Marine and freshwater resources and ecosystems are now recognised as ranking among the world's most valuable assets. Managing these resources wisely is a key challenge in the 21st century. New Zealand has jurisdiction over a maritime area that is 24 times the size of its land mass, yet relatively little is understood about this area's resources and capacity.
The Coastal Marine Group (CMG) is a specialist niche operator in shallow water mapping and surveying, meeting the needs of researchers, managers, and developers of New Zealand’s marine and water resources.
The group contains a mix of established and emerging researchers supported by outstanding technical personnel, and offers contract research, collaborative research, consultancy, survey work, monitoring programmes, data analysis and interpretation and shallow water mapping.
To maintain and enhance the recognised national leadership and international standing of the coastal research at the University of Waikato for undergraduate and postgraduate training and quality research output.
- Fostering the status of New Zealand's leading coastal research group.
- To encourage national and international students to undertake coastal research training.
- To advance understanding of coastal processes in both a fundamental and applied context.
- To link with industry for specialised projects.
- To advance knowledge by maintaining a high level of peer-reviewed publications.
- To embrace a multi-disciplinary breadth to coastal marine issues as a platform for sustainable management of coastal resources.
- To focus on coastal sedimentation, geomorphology and morphodynamics, oceanographic processes, and coastal ecological impact monitoring.
- To maintain and enhance traditional research values and of quality output and peer-reviewed science.
- To maintain focus on applied research programs and link with industry.
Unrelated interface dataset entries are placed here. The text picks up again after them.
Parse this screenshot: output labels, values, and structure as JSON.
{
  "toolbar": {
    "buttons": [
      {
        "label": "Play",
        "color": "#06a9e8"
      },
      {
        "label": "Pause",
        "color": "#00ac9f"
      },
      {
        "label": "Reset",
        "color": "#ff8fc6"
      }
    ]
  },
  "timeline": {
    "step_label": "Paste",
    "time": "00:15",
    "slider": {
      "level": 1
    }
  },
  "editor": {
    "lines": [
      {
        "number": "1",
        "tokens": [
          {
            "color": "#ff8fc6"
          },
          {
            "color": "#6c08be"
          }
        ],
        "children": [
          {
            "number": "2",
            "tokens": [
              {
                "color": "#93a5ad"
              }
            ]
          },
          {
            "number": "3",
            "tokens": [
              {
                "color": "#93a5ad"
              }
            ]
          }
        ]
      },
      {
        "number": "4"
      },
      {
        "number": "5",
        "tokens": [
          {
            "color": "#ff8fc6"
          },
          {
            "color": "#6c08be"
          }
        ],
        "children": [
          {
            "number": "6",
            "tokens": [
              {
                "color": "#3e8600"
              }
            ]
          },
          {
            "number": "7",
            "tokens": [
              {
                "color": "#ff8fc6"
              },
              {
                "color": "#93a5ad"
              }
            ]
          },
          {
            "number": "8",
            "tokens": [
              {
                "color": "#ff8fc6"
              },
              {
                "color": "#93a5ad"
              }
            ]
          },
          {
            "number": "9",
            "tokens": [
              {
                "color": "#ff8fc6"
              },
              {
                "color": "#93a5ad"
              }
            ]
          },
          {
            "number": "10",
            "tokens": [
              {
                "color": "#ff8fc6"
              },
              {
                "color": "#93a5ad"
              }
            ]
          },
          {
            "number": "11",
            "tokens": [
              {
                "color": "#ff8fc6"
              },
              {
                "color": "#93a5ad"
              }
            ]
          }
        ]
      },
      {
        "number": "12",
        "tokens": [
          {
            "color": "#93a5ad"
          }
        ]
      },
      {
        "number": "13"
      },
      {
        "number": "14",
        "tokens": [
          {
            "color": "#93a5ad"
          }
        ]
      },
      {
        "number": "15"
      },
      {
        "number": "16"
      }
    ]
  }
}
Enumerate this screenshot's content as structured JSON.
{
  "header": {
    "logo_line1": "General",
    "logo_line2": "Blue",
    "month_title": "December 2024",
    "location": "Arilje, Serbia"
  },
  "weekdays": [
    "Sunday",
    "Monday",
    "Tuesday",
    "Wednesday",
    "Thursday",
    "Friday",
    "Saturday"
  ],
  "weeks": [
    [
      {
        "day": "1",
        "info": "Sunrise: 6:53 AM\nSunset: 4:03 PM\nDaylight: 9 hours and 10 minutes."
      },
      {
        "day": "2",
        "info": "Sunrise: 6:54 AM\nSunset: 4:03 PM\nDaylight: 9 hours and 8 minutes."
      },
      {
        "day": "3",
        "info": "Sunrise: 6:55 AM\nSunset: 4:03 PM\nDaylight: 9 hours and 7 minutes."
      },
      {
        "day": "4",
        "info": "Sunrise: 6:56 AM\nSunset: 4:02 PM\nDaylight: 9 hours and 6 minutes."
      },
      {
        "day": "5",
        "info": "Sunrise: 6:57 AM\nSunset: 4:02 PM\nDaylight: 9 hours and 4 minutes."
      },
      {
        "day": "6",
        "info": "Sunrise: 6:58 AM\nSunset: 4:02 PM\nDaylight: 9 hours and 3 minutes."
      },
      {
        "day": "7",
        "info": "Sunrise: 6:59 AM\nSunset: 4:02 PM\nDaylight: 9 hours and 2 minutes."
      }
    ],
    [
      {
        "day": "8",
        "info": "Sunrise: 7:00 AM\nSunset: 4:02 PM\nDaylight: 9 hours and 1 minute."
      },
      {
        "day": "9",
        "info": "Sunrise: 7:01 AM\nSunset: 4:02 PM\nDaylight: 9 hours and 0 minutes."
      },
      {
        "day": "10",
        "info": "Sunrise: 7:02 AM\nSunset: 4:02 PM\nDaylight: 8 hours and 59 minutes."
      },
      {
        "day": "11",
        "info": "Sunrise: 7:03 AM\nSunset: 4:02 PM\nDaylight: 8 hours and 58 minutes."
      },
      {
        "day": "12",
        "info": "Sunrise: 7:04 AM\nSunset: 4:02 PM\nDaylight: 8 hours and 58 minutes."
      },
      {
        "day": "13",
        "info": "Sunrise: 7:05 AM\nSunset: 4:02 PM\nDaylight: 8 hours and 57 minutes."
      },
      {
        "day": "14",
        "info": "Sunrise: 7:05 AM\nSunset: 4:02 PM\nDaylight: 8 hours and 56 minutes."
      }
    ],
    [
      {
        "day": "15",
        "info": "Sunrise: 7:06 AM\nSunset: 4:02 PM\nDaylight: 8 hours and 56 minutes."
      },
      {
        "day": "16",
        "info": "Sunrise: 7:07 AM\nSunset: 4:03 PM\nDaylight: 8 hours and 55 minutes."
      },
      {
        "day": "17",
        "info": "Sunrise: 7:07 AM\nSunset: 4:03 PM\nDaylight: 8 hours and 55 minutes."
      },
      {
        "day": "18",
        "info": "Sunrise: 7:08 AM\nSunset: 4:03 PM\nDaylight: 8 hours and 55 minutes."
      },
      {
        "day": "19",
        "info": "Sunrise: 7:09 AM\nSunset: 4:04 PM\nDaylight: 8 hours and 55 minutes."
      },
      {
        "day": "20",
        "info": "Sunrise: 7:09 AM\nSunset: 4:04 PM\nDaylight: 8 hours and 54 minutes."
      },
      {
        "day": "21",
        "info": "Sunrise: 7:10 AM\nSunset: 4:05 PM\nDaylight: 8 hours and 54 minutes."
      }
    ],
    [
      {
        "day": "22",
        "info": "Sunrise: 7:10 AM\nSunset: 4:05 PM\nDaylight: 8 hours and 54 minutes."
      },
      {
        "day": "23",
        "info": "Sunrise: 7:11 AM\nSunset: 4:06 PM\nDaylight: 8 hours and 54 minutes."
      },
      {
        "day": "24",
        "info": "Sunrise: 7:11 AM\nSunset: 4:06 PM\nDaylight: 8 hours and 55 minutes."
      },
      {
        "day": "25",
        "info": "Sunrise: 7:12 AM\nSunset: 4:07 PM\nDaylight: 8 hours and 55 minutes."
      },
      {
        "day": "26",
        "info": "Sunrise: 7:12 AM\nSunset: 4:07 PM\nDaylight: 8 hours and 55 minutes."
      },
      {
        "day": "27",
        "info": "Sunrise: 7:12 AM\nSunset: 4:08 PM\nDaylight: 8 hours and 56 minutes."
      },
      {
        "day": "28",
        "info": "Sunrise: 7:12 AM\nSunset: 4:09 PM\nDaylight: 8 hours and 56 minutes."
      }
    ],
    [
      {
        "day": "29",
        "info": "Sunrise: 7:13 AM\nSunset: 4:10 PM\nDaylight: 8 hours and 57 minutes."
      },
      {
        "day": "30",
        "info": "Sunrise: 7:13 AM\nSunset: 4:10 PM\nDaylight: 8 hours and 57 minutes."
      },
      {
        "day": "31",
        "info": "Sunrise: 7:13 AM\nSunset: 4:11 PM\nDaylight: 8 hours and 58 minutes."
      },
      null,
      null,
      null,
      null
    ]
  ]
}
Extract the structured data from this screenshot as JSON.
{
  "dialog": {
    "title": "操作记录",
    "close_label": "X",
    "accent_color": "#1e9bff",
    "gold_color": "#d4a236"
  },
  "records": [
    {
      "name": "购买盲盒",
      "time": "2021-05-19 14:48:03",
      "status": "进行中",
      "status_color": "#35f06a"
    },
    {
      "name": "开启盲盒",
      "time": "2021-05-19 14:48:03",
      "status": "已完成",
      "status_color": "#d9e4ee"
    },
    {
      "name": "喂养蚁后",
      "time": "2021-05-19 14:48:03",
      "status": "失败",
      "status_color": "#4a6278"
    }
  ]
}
- To ensure all graduate students are capable of running hydrodynamic numerical simulation models of coastal processes.
- To apply shallow multibeam echo sounding (MBES) to better represent coastal environment.